At this time Richard Blanchard was governor of the Colony of Vancouver Island, and James Douglas was Chief Factor for the HBC, based at Fort Victoria. Douglas became the second governor of Vancouver Island later in 1851.
The HBC faced challenges from the Indigenous peoples of Vancouver Island, who challenged British and HBC authority and the right of the company to extract coal without their participation or consent.
Although the British government, or the Dominion of Canada, had signed treaties with many Indigenous groups across the Canada, treaties were not pursued by the government within most of what is now British Columbia.
In order to help smooth relations with local Indigenous groups, fourteen 'Douglas Treaties' were signed between 1850 and 1875, with First Nations in the areas surrounding Victoria, Nanaimo, and Fort Rupert.
BC Archives - MS-0772

In the treaty a First Nation "surrendered" a described territory, in this case the land from Hardy Bay to McNeill Bay, including those harbours, to become "the entire property of the white people for ever" in exchange for a monetary payment of 86 pounds sterling for the Quakeolth (today known as the Kwakiutl) and 64 pounds sterling for the Queackar. In exchange, the First Nations were promised the use of their village sites and enclosed fields, and the right "to hunt over the unoccupied lands, and to carry on our fisheries as formerly."
The documents themselves were written out by hand. Generally illiterate, most of the First Nations representatives who 'signed' the treaties did so by making their mark, an "X" on the document.
The interpretation of these Treaties has posed many challenges in a modern day context. Their significance, meaning, and interpretation with respect to the implications for resource management today have challenged federal, provincial, and First Nations governments.



Text of the two Fort Rupert Treaties is included below.
http://www.aadnc-aandc.gc.ca/eng/1100100029052/1100100029053#queackar
http://www.aadnc-aandc.gc.ca/eng/1100100029052/1100100029053#quakeolth
Article on the Douglas Treaties,
http://www.timescolonist.com/life/islander/lost-in-translation-the-douglas-treaties-1.10099656

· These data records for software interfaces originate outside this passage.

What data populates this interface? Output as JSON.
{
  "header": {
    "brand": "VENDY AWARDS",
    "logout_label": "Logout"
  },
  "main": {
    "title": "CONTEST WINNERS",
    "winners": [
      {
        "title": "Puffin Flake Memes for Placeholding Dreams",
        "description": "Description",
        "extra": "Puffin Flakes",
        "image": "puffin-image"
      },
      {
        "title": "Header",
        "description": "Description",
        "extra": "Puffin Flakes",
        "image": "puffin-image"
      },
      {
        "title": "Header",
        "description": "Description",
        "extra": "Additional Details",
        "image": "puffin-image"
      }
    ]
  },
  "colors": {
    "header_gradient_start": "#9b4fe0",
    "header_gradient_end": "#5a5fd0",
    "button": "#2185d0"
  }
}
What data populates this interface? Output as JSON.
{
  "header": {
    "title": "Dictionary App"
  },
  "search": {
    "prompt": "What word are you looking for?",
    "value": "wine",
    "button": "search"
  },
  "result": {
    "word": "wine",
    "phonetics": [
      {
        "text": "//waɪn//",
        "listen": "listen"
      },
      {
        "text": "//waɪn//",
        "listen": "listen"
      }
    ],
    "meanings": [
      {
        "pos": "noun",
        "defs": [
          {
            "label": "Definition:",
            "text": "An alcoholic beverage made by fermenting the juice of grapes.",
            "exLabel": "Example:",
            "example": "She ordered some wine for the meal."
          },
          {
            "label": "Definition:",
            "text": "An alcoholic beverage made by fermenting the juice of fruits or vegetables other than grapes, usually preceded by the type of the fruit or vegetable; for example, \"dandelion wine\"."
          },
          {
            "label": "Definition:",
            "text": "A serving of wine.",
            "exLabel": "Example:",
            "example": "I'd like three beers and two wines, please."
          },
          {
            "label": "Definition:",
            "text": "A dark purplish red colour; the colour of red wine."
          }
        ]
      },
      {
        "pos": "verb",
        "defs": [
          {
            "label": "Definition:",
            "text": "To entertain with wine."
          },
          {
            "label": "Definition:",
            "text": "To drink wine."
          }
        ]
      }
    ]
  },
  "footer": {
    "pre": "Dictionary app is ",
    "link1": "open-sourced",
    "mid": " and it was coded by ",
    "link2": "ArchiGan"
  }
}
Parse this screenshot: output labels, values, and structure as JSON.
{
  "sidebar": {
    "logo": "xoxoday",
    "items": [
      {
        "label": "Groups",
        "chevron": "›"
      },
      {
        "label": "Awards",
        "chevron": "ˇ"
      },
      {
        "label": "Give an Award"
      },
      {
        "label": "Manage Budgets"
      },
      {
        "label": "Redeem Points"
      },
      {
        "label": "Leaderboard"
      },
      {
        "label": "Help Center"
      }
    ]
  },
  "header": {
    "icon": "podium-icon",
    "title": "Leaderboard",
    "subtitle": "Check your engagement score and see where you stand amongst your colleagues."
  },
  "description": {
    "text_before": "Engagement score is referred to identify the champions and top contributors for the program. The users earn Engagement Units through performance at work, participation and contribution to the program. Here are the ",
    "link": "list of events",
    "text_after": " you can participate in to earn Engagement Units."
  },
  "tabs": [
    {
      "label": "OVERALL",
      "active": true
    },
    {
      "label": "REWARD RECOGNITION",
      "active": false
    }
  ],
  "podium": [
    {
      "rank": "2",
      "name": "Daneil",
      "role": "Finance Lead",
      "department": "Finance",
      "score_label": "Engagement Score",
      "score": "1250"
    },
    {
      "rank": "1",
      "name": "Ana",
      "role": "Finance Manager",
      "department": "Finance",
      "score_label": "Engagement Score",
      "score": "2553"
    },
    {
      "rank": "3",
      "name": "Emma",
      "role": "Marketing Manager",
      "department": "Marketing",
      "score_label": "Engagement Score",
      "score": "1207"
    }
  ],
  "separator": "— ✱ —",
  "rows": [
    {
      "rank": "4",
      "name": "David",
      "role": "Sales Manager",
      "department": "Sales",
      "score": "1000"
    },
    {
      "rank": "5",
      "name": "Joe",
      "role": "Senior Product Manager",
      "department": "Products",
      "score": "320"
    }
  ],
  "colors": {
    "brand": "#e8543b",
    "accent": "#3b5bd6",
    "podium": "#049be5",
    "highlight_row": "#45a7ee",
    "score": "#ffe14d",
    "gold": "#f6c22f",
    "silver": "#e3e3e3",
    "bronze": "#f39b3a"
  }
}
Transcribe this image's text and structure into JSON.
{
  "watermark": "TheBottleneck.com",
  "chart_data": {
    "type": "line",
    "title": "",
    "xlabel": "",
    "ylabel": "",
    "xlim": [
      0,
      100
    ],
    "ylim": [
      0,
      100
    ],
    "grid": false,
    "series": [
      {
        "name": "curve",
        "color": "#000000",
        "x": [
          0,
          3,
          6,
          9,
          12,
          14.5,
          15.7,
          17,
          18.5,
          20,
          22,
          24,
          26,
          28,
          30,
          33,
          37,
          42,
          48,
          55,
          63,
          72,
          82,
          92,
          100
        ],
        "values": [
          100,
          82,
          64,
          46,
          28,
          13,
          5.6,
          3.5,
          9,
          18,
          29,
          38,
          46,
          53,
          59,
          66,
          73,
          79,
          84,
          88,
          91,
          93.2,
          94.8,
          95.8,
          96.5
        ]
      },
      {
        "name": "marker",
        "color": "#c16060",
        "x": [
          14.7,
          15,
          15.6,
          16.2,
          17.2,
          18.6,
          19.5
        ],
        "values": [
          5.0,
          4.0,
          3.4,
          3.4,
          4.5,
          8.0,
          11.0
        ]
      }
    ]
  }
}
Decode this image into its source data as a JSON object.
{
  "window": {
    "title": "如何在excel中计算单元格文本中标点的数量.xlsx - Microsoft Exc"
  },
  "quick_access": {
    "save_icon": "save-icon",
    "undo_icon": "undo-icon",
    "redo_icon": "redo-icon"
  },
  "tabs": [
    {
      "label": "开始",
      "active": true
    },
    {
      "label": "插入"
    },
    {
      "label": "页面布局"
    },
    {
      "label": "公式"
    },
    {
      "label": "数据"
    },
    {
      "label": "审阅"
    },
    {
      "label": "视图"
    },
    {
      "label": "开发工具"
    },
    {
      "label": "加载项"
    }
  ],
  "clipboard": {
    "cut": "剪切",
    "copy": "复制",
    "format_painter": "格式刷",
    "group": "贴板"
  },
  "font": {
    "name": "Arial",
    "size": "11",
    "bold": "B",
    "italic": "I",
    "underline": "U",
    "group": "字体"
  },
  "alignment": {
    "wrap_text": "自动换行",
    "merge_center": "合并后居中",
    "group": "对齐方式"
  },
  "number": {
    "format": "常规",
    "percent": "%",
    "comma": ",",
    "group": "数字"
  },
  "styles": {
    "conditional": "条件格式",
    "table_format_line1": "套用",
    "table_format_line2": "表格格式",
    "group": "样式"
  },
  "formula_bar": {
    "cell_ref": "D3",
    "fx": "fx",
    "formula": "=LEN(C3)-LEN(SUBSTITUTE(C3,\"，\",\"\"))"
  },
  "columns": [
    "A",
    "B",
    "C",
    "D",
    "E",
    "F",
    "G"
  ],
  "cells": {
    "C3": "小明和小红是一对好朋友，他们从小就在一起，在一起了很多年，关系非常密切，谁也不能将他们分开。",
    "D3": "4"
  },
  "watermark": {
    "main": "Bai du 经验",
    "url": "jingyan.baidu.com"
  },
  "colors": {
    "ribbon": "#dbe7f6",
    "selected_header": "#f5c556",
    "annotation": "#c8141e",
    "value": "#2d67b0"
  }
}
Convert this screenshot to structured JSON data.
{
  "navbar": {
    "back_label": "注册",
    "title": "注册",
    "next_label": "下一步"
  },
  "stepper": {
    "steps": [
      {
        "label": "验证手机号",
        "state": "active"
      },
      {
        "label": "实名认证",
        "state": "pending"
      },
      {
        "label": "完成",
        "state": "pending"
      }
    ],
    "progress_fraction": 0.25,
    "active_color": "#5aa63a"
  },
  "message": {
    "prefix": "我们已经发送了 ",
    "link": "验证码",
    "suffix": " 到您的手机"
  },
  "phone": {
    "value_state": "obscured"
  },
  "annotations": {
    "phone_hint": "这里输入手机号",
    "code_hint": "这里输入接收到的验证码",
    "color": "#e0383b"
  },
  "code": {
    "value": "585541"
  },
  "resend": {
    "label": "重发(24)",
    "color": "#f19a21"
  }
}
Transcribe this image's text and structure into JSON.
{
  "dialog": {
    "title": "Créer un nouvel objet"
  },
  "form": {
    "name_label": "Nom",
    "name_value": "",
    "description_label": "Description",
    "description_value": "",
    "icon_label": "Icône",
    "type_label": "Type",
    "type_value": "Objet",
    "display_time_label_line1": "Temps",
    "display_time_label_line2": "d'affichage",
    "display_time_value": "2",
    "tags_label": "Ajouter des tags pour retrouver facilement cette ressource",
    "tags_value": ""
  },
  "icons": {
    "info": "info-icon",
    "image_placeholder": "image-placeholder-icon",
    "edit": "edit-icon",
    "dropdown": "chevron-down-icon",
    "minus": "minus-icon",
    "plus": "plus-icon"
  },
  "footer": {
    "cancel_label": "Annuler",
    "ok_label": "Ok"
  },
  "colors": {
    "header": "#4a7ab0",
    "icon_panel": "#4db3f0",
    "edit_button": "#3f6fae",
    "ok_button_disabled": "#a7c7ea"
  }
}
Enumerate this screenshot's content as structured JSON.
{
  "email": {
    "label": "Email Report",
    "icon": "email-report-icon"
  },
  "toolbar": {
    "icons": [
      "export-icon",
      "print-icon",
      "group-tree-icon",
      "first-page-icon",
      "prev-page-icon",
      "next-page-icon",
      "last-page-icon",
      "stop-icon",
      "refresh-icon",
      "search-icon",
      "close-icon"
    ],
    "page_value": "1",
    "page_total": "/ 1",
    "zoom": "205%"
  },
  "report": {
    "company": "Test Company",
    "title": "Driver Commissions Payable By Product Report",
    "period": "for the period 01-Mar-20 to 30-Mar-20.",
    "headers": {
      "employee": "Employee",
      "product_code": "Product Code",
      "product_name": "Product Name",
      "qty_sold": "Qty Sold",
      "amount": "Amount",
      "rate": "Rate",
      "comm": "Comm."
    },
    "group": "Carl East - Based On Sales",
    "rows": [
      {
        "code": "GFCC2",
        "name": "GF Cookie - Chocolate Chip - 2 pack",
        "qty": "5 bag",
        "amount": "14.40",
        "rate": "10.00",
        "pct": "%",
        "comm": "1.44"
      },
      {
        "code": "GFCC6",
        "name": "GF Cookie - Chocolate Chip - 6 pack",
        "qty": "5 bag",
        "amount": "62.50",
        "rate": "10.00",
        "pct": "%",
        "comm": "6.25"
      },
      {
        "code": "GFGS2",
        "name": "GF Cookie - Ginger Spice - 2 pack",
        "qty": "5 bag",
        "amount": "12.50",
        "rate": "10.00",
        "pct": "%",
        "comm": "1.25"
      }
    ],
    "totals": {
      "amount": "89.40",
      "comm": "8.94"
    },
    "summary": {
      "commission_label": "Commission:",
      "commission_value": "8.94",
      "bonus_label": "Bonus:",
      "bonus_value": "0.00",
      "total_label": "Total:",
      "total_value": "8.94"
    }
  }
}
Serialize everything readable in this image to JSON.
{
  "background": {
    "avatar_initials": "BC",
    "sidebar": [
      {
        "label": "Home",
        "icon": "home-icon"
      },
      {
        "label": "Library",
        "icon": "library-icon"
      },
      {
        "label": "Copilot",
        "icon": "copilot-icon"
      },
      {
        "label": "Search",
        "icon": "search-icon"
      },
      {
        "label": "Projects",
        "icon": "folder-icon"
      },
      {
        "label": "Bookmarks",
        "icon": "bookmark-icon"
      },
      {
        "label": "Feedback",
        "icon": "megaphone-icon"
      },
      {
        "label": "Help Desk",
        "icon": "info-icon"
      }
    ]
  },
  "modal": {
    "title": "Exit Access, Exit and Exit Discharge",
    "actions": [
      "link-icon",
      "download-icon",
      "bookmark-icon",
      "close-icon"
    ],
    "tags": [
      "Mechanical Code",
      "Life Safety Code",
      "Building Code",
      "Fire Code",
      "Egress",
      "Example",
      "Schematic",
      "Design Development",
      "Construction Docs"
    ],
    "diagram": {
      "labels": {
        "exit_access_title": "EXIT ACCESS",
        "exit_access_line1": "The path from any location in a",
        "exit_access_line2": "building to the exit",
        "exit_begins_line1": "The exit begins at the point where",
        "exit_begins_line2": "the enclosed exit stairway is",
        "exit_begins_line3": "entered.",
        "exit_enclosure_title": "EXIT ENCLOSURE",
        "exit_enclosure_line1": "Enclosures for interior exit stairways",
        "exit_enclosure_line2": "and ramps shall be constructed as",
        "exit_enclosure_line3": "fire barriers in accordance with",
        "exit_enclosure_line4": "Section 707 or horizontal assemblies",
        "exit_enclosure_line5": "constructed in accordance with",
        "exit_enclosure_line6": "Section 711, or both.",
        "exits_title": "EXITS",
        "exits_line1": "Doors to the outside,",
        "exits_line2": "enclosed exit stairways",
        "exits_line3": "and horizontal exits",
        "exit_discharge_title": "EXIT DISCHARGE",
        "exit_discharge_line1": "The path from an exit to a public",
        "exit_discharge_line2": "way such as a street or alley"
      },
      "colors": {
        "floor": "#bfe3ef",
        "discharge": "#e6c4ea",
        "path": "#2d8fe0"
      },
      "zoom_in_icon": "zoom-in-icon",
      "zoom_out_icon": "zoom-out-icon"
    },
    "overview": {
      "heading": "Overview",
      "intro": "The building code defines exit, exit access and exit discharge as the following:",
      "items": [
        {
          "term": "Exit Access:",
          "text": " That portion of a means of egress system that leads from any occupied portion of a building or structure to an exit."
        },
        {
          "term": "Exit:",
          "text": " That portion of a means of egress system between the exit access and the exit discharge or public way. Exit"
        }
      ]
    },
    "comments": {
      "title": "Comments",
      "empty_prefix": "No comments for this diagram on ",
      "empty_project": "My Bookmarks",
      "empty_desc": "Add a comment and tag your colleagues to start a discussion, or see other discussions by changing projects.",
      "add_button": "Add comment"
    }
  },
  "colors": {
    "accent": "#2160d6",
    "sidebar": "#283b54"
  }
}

Holberg Elementary School








Holberg Elementary School - 1952

The village of Holberg, located at the end of Holberg Inlet in Quatsino Sound, has had quite a varied and colourful history. Named for the father of Danish literature by utopian Danes who chose the location to settle in 1895, it struggled to survive. Due to its strategic location at the end of the overland trail from Cape Scott, it eventually became home to some of the disheartened Cape Scott settlers in the early 1900s. In 1951 the Spry logging camp was towed to Holberg from Port Alice, and the community was established as a logging centre before the Air Force Base was constructed there in the early 1950s.

Monday, January 22, 2018

Jeune Landing - 1947



The origin of the name of Jeune Landing is somewhat in dispute. Some claim that it was named after some copper claims on Alice Lake, others claim it was named for the Jeune brothers, who owned a company in Victoria that supplied various canvas products needed by sailors, loggers, and surveyors along the BC coast. While Port Alice was the site of a pulp mill, Jeune Landing was established originally by the East Asiatic company (the Gibson Brothers) in 1943 to support logging operations in Quatsino Sound.